Although Abundant in Tumor Tissue, Mast Cells Have No Effect on Immunological Micro-milieu or Growth of HPV-Induced or Transplanted Tumors

Research output: Contribution to journalArticle

  • External authors:
  • Shanawaz Mohammed Ghouse
  • Anastasia Polikarpova
  • Lina Muhandes
  • Jan Dudeck
  • Iliana Tantcheva-Poór
  • Karin Hartmann
  • Matthias Lesche
  • Andreas Dahl
  • Sabine Eming
  • Rayk Behrendt
  • Axel Roers

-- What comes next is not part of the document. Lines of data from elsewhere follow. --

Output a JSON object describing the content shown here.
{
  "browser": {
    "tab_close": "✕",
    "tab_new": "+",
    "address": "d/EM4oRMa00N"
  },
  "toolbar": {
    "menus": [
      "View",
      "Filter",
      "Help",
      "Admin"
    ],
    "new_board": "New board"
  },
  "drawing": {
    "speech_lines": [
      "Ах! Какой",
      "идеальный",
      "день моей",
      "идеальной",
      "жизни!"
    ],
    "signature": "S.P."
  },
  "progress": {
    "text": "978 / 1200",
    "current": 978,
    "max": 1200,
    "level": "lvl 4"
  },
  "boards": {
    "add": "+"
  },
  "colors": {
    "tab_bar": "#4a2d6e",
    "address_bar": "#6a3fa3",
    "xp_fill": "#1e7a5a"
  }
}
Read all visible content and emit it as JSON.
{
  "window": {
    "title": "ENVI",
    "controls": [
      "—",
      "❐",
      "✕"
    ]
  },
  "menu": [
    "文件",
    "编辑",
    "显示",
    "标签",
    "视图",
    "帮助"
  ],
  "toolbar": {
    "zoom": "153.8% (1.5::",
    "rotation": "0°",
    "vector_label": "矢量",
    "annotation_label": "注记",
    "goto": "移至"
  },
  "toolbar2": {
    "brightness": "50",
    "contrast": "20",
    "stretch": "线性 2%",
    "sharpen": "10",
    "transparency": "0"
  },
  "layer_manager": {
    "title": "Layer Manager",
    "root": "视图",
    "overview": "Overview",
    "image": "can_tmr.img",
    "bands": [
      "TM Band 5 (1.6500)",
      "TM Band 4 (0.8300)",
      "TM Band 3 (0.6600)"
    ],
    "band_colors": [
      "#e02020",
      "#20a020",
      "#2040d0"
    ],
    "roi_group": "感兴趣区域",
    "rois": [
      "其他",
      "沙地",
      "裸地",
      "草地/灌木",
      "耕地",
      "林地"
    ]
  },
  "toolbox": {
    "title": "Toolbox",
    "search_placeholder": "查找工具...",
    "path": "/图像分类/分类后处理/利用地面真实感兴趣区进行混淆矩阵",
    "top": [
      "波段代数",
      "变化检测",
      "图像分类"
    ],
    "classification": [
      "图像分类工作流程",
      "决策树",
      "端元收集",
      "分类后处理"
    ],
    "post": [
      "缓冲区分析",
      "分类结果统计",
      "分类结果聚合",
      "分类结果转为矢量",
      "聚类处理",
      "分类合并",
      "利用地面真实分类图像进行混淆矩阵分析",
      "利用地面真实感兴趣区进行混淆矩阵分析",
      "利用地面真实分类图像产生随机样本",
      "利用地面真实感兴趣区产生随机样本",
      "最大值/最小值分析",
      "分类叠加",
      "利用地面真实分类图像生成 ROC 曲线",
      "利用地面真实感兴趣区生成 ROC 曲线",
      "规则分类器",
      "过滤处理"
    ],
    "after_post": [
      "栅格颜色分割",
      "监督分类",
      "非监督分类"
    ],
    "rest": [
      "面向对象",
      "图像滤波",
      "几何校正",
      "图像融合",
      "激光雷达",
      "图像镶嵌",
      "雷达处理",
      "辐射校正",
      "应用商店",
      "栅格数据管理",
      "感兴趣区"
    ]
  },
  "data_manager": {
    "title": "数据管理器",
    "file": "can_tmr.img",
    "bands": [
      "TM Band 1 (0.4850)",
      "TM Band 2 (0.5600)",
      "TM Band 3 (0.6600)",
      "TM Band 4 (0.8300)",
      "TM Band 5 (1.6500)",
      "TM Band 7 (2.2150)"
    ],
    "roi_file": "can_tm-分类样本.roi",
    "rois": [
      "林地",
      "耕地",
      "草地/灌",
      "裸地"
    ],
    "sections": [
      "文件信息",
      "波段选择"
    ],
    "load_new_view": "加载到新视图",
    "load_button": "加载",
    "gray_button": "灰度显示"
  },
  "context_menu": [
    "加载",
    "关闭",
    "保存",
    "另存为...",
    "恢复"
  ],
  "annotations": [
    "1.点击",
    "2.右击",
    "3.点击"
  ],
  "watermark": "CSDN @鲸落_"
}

High numbers of mast cells populate the stroma of many types of neoplasms, including human papilloma virus-induced benign and malignant tumors in man and mouse. Equipped with numerous pattern recognition receptors and capable of executing important pro-inflammatory responses, mast cells are considered innate sentinels that significantly impact tumor biology. Mast cells were reported to promote human papilloma virus (HPV)-induced epithelial hyperproliferation and neo-angiogenesis in an HPV-driven mouse model of skin cancer. We analyzed HPV-induced epithelial hyperplasia and squamous cell carcinoma formation, as well as growth of tumors inoculated into the dermis, in mice lacking skin mast cells. Unexpectedly, the absence of mast cells had no effect on HPV-induced epithelial growth or angiogenesis, on growth kinetics of inoculated tumors, or on the immunological tumor micro-milieu. Thus, the conspicuous recruitment of mast cells into tumor tissues cannot necessarily be equated with important mast cell functions in tumor growth.

Bibliographical metadata

Original languageEnglish
Pages (from-to)27-35
Number of pages9
JournalCell Reports
Issue number1
Publication statusPublished - 2 Jan 2018